THE DATA below:
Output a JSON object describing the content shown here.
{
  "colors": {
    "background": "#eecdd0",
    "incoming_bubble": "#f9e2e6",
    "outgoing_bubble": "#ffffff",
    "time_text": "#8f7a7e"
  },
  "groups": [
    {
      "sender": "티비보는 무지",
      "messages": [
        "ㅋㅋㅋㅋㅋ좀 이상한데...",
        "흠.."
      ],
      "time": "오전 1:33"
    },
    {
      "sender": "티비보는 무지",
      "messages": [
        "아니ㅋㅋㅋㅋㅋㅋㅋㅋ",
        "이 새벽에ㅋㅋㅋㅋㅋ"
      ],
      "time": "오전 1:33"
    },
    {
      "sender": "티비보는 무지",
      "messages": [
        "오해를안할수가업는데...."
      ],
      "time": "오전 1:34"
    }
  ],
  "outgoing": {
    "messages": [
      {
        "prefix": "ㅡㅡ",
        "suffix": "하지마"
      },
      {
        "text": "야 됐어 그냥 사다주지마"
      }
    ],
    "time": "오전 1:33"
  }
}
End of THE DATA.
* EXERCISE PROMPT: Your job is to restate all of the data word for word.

* ANSWER SECTION:
Output a JSON object describing the content shown here.
{
  "colors": {
    "background": "#eecdd0",
    "incoming_bubble": "#f9e2e6",
    "outgoing_bubble": "#ffffff",
    "time_text": "#8f7a7e"
  },
  "groups": [
    {
      "sender": "티비보는 무지",
      "messages": [
        "ㅋㅋㅋㅋㅋ좀 이상한데...",
        "흠.."
      ],
      "time": "오전 1:33"
    },
    {
      "sender": "티비보는 무지",
      "messages": [
        "아니ㅋㅋㅋㅋㅋㅋㅋㅋ",
        "이 새벽에ㅋㅋㅋㅋㅋ"
      ],
      "time": "오전 1:33"
    },
    {
      "sender": "티비보는 무지",
      "messages": [
        "오해를안할수가업는데...."
      ],
      "time": "오전 1:34"
    }
  ],
  "outgoing": {
    "messages": [
      {
        "prefix": "ㅡㅡ",
        "suffix": "하지마"
      },
      {
        "text": "야 됐어 그냥 사다주지마"
      }
    ],
    "time": "오전 1:33"
  }
}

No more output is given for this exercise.